Improving maternal health and achieving universal health coverage (UHC) are important expectations in the global Sustainable Development Goals (SDGs) agenda. While health insurance has been shown as effective in the utilisation of maternal healthcare, there is a paucity of literature on this relationship in sub-Saharan Africa (SSA). We examined the relationship between health insurance coverage and maternal healthcare utilisation using demographic and health survey data.
This was a cross-sectional study of 195 651 women aged 15–49 y from 28 countries in SSA. We adopted bivariable and multivariable analyses comprising χ2 test and multilevel binary logistic regression in analysing the data.

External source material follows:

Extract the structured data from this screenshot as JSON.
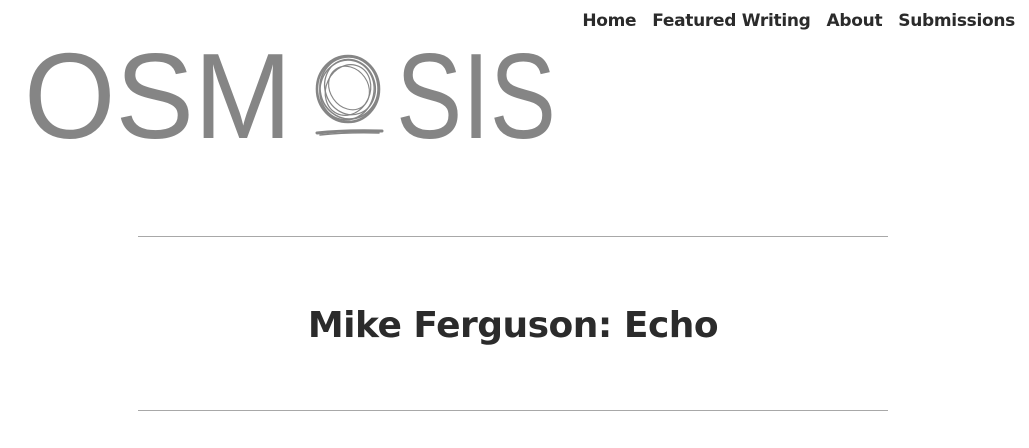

The prevalence of maternal healthcare utilisation was 58, 70.6 and 40.7% for antenatal care (ANC), skilled birth attendance (SBA) and postnatal care (PNC), respectively. The prevalence of health insurance coverage was 6.4%. Women covered by health insurance were more likely to utilise ANC (adjusted OR [aOR]=1.48, 95% CI 1.41 to 1.54), SBA (aOR=1.37, 95% CI 1.30 to 1.45) and PNC (aOR=1.42, 95% CI 1.37 to 1.48).

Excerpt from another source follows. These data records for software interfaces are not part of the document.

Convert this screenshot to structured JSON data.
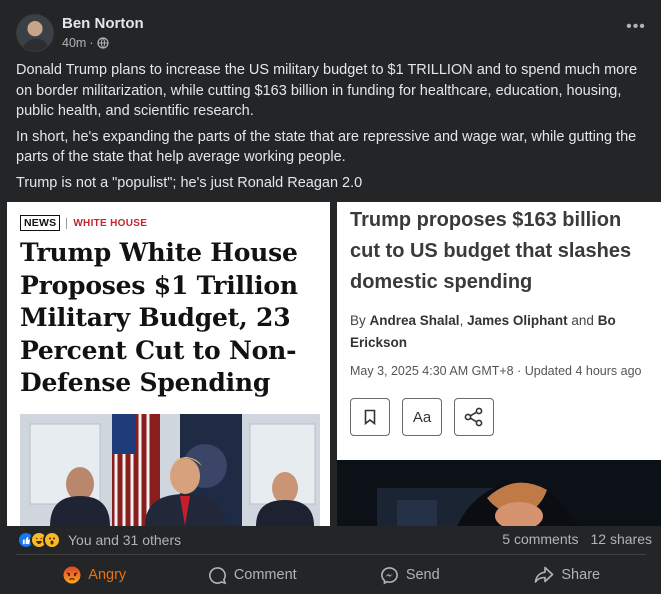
{
  "post": {
    "author": "Ben Norton",
    "time": "40m",
    "separator": "·",
    "paragraphs": [
      "Donald Trump plans to increase the US military budget to $1 TRILLION and to spend much more on border militarization, while cutting $163 billion in funding for healthcare, education, housing, public health, and scientific research.",
      "In short, he's expanding the parts of the state that are repressive and wage war, while gutting the parts of the state that help average working people.",
      "Trump is not a \"populist\"; he's just Ronald Reagan 2.0"
    ],
    "more_icon": "more-horizontal-icon",
    "privacy_icon": "globe-icon"
  },
  "preview_left": {
    "tag_primary": "NEWS",
    "tag_secondary": "WHITE HOUSE",
    "headline": "Trump White House Proposes $1 Trillion Military Budget, 23 Percent Cut to Non-Defense Spending"
  },
  "preview_right": {
    "headline": "Trump proposes $163 billion cut to US budget that slashes domestic spending",
    "by": "By",
    "author_1": "Andrea Shalal",
    "author_2": "James Oliphant",
    "and": "and",
    "author_3": "Bo Erickson",
    "comma": ",",
    "dateline": "May 3, 2025 4:30 AM GMT+8 · Updated 4 hours ago",
    "tools": {
      "bookmark_icon": "bookmark-icon",
      "text_size_label": "Aa",
      "share_icon": "share-icon"
    }
  },
  "engagement": {
    "reaction_icons": [
      "like-icon",
      "haha-icon",
      "wow-icon"
    ],
    "reaction_text": "You and 31 others",
    "comments": "5 comments",
    "shares": "12 shares"
  },
  "actions": {
    "reaction_label": "Angry",
    "comment_label": "Comment",
    "send_label": "Send",
    "share_label": "Share"
  },
  "colors": {
    "background": "#242526",
    "text": "#e4e6eb",
    "muted": "#b0b3b8",
    "angry": "#e9710f",
    "like_blue": "#1877f2",
    "tag_red": "#c4262e"
  }
}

Health insurance coverage was an important predictor of maternal healthcare utilisation in our study. To accelerate progress towards the achievement of SDG 3 targets related to the reduction of maternal mortality and achievement of UHC, countries should adopt interventions to increase maternal insurance coverage, which may lead to higher maternal healthcare access and utilisation during pregnancy.